This open-endedness only works because it cuts both ways. During the planning phase, you’re staring at your opponent’s array of cards. Okay, so she’s moving guards. Now she’s locking a money bag. Therefore, you should move and use a lockpick to free up that money bag so you can access it next turn. But if her guard is still standing in that space, you won’t be able to tinker with locks, so maybe you should use some pepper spray first. Or will that just be a waste of a card? Meanwhile, your opponent is doing the same thing, evaluating your moves, watching as they branch off and become incalculable even on that compact nine-by-nine grid that’s so popular with banks these days.
Little subtleties like that add a lot to what would otherwise cross the threshold into the simplistic. Locking and unlocking bags, positioning the getaway car, squatting a guard on top of cash because you know the robbers won’t be able to pick it up. You can even pull the alarm to send every guard on the map scurrying to that tile. As a guard, maybe lock that down ASAP.

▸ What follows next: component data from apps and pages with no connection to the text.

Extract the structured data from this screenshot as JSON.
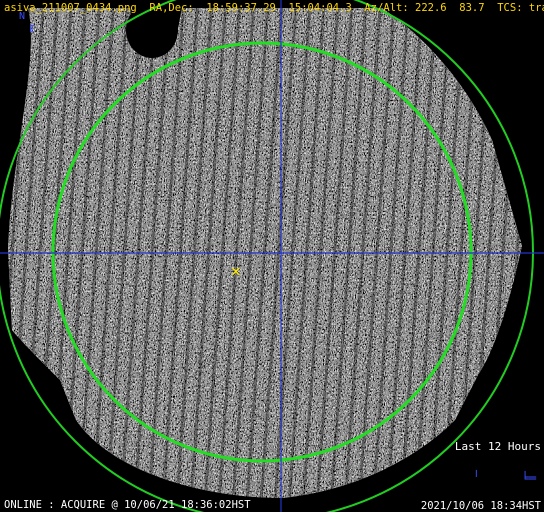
{
  "header": {
    "filename": "asiva_211007_0434.png",
    "radec_label": "RA,Dec:",
    "ra": "18:59:37.29",
    "dec": "15:04:04.3",
    "azalt_label": "Az/Alt:",
    "az": "222.6",
    "alt": "83.7",
    "tcs_label": "TCS:",
    "tcs_state": "track"
  },
  "compass": {
    "north": "N",
    "east": "E"
  },
  "legend": {
    "window": "Last 12 Hours",
    "trail_glyph": "╷",
    "scale_glyph": "╘═"
  },
  "status": {
    "left": "ONLINE : ACQUIRE @ 10/06/21 18:36:02HST",
    "right": "2021/10/06 18:34HST"
  },
  "overlay": {
    "target_marker": "✕",
    "colors": {
      "header_text": "#ffd700",
      "outer_circle": "#22cc22",
      "inner_circle": "#22dd22",
      "crosshair": "#2233cc",
      "target": "#ffee00",
      "compass": "#3a4dff",
      "status_text": "#ffffff"
    }
  }
}
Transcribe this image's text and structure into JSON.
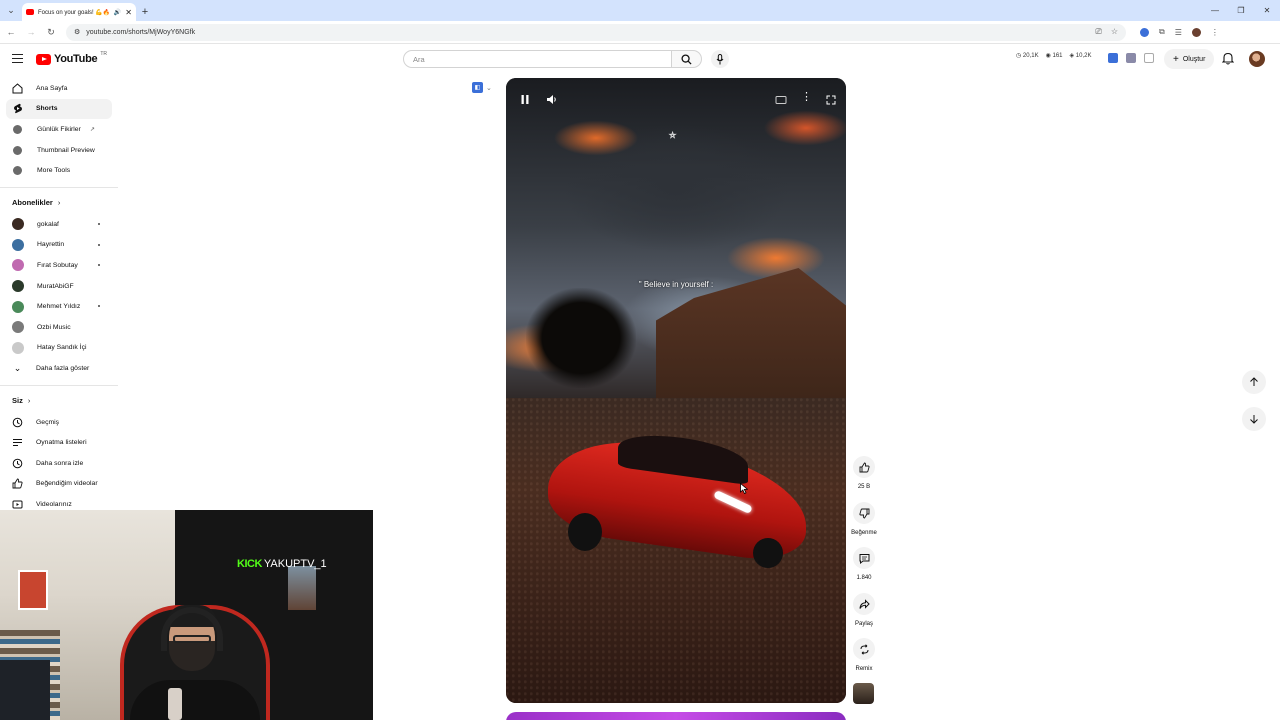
{
  "browser": {
    "tab_title": "Focus on your goals! 💪🔥",
    "url": "youtube.com/shorts/MjWoyY6NGfk"
  },
  "header": {
    "logo_text": "YouTube",
    "logo_country": "TR",
    "search_placeholder": "Ara",
    "stats": [
      "20,1K",
      "161",
      "10,2K"
    ],
    "create_label": "Oluştur"
  },
  "sidebar": {
    "main": [
      {
        "label": "Ana Sayfa",
        "icon": "home-icon"
      },
      {
        "label": "Shorts",
        "icon": "shorts-icon",
        "active": true
      }
    ],
    "tools": [
      {
        "label": "Günlük Fikirler",
        "external": true
      },
      {
        "label": "Thumbnail Preview"
      },
      {
        "label": "More Tools"
      }
    ],
    "subs_title": "Abonelikler",
    "subs": [
      {
        "label": "gokalaf",
        "color": "#3a2a22",
        "live": true
      },
      {
        "label": "Hayrettin",
        "color": "#3c6fa0",
        "live": true
      },
      {
        "label": "Fırat Sobutay",
        "color": "#c06ab0",
        "live": true
      },
      {
        "label": "MuratAbiGF",
        "color": "#2b3a2b",
        "live": false
      },
      {
        "label": "Mehmet Yıldız",
        "color": "#4a8a5a",
        "live": true
      },
      {
        "label": "Ozbi Music",
        "color": "#7a7a7a",
        "live": false
      },
      {
        "label": "Hatay Sandık İçi",
        "color": "#c9c9c9",
        "live": false
      }
    ],
    "more_label": "Daha fazla göster",
    "you_title": "Siz",
    "you": [
      {
        "label": "Geçmiş",
        "icon": "history-icon"
      },
      {
        "label": "Oynatma listeleri",
        "icon": "playlist-icon"
      },
      {
        "label": "Daha sonra izle",
        "icon": "watch-later-icon"
      },
      {
        "label": "Beğendiğim videolar",
        "icon": "like-icon"
      },
      {
        "label": "Videolarınız",
        "icon": "video-icon"
      }
    ]
  },
  "overlay": {
    "kick_brand": "KICK",
    "kick_user": "YAKUPTV_1"
  },
  "video": {
    "quote": "\" Believe in yourself :"
  },
  "actions": {
    "likes": "25 B",
    "dislike": "Beğenme",
    "comments": "1.840",
    "share": "Paylaş",
    "remix": "Remix"
  }
}
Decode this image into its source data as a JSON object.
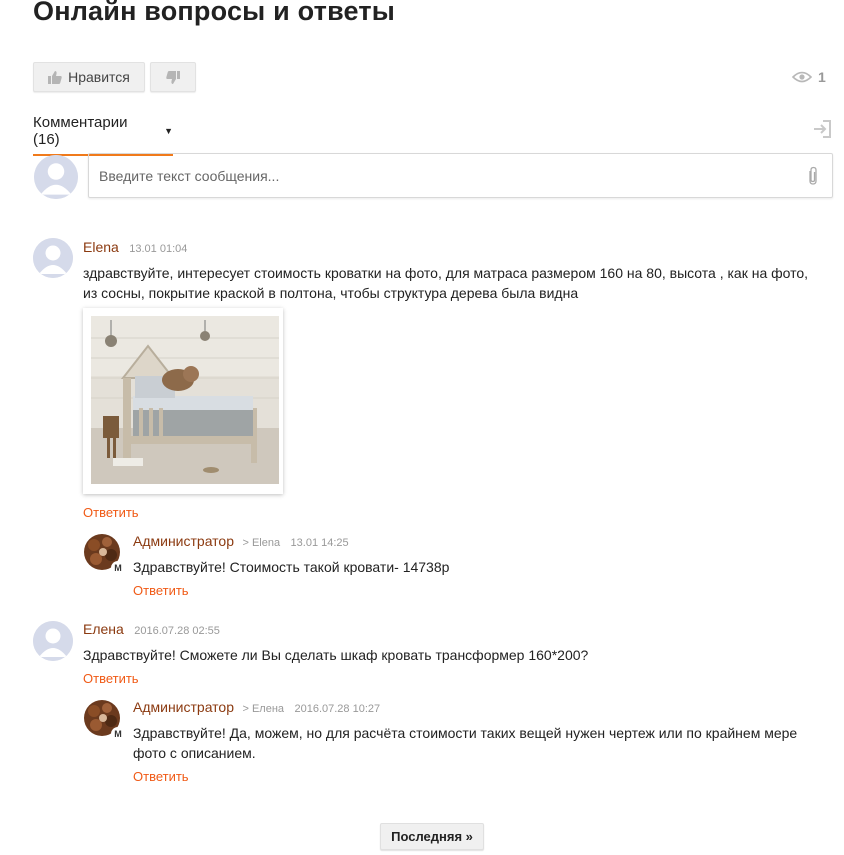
{
  "page": {
    "title": "Онлайн вопросы и ответы"
  },
  "toolbar": {
    "like_label": "Нравится",
    "views_count": "1"
  },
  "comments_tab": {
    "label": "Комментарии (16)"
  },
  "composer": {
    "placeholder": "Введите текст сообщения..."
  },
  "comments": [
    {
      "author": "Elena",
      "date": "13.01 01:04",
      "text": "здравствуйте, интересует стоимость кроватки на фото, для матраса размером 160 на 80, высота , как на фото, из сосны, покрытие краской в полтона, чтобы структура дерева была видна",
      "reply_label": "Ответить",
      "has_photo": true,
      "replies": [
        {
          "author": "Администратор",
          "reply_to": "> Elena",
          "date": "13.01 14:25",
          "text": "Здравствуйте! Стоимость такой кровати- 14738р",
          "reply_label": "Ответить",
          "badge": "M"
        }
      ]
    },
    {
      "author": "Елена",
      "date": "2016.07.28 02:55",
      "text": "Здравствуйте! Сможете ли Вы сделать шкаф кровать трансформер 160*200?",
      "reply_label": "Ответить",
      "replies": [
        {
          "author": "Администратор",
          "reply_to": "> Елена",
          "date": "2016.07.28 10:27",
          "text": "Здравствуйте! Да, можем, но для расчёта стоимости таких вещей нужен чертеж или по крайнем мере фото с описанием.",
          "reply_label": "Ответить",
          "badge": "M"
        }
      ]
    }
  ],
  "pagination": {
    "last_label": "Последняя »"
  },
  "colors": {
    "accent": "#f07a1b",
    "author": "#8b3a10",
    "reply_link": "#f05a16"
  },
  "icons": [
    "thumbs-up-icon",
    "thumbs-down-icon",
    "eye-icon",
    "login-icon",
    "paperclip-icon"
  ]
}
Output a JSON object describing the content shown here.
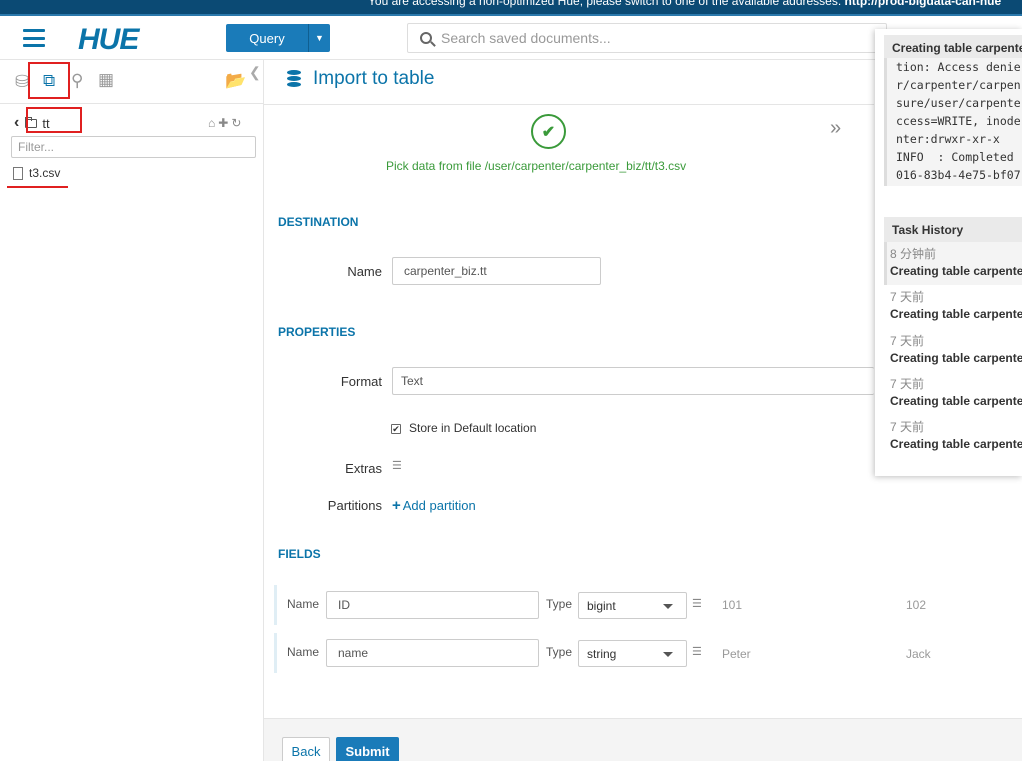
{
  "banner": {
    "text": "You are accessing a non-optimized Hue, please switch to one of the available addresses: ",
    "link": "http://prod-bigdata-can-hue"
  },
  "header": {
    "logo": "HUE",
    "query_button": "Query",
    "search_placeholder": "Search saved documents..."
  },
  "left_panel": {
    "breadcrumb": "tt",
    "filter_placeholder": "Filter...",
    "files": [
      "t3.csv"
    ]
  },
  "main": {
    "title": "Import to table",
    "pick_message": "Pick data from file /user/carpenter/carpenter_biz/tt/t3.csv",
    "destination": {
      "heading": "DESTINATION",
      "name_label": "Name",
      "name_value": "carpenter_biz.tt"
    },
    "properties": {
      "heading": "PROPERTIES",
      "format_label": "Format",
      "format_value": "Text",
      "store_default_label": "Store in Default location",
      "store_default_checked": true,
      "extras_label": "Extras",
      "partitions_label": "Partitions",
      "add_partition": "Add partition"
    },
    "fields": {
      "heading": "FIELDS",
      "name_label": "Name",
      "type_label": "Type",
      "rows": [
        {
          "name": "ID",
          "type": "bigint",
          "samples": [
            "101",
            "102"
          ]
        },
        {
          "name": "name",
          "type": "string",
          "samples": [
            "Peter",
            "Jack"
          ]
        }
      ]
    },
    "buttons": {
      "back": "Back",
      "submit": "Submit"
    }
  },
  "jobs_panel": {
    "current_title": "Creating table carpenter",
    "log_lines": [
      "tion: Access denie",
      "r/carpenter/carpen",
      "sure/user/carpente",
      "ccess=WRITE, inode",
      "nter:drwxr-xr-x",
      "INFO  : Completed",
      "016-83b4-4e75-bf07"
    ],
    "history_title": "Task History",
    "history": [
      {
        "time": "8 分钟前",
        "name": "Creating table carpenter_"
      },
      {
        "time": "7 天前",
        "name": "Creating table carpenter_"
      },
      {
        "time": "7 天前",
        "name": "Creating table carpenter_"
      },
      {
        "time": "7 天前",
        "name": "Creating table carpenter_"
      },
      {
        "time": "7 天前",
        "name": "Creating table carpenter_"
      }
    ]
  },
  "colors": {
    "primary": "#0b74a9",
    "success": "#3a9a3a",
    "highlight": "#e02020"
  }
}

If there’s any weakness to this process, it’s that the card choices can be a little too obvious. The problem isn’t with the ones that offer wide-open possibilities. It’s the limited ones that break the mold, and not always in interesting ways. These occasionally offer a single movement, or a stationary attack, or whatever. But each turn sees you drawing enough cards that it isn’t often necessary to use them. Worse, when you do deploy one, you’re generally the odd man out. At best, you’re burning the card to stand up your KO’d character. At worst, you’re poking around to no real effect. Ho hum.
Good thing, then, that it isn’t long before you’re back into the action. How to Rob a Bank is really about multiple banks, with your robbers determined to swipe a certain amount of loot across three separate heists. Between the changeable floor plan and each round’s new hand of cards, there’s enough variety that it doesn’t drag. And if the box is spinning a yarn about the playtime weighing in at thirty minutes, that’s because it’s on the long end. If everyone knows what’s happening, you can knock this one out in twenty, tops.
Which is ultimately why I’m minorly smitten with How to Rob a Bank. Between its price, its rules, and its swift playtime, it’s just so darn easy to table. I’m all for big meaty games that are day-long experiences, with hefty rules and important underlying messages. But sometimes it’s nice to play a game where people can suss out its iconography without the need for the board game equivalent of the Rosetta Stone.
In one play, Geoff turned to his thieving cohorts and asked, “Should we plan our moves?” Across the table, the guard player leaned forward with a grin and said, “Please do.” Because that’s the thing about How to Rob a Bank: the more you plan, the more you shed your freedom to use your cards in a way that will surprise and undermine the other side. It certainly doesn’t help that “the other side” is always listening in.
Immediate. That’s the word for it. Fast to set up, fast to teach, fast to play. None of those are digs. There’s no waiting around for the next big thing, because the next big thing is what’s happening right now. And now. And now. A sequence of big moves, many of them silly or self-defeating or crucial or game-winning, all in a tidy little row.
And, yeah, it helps that it’s super cheap.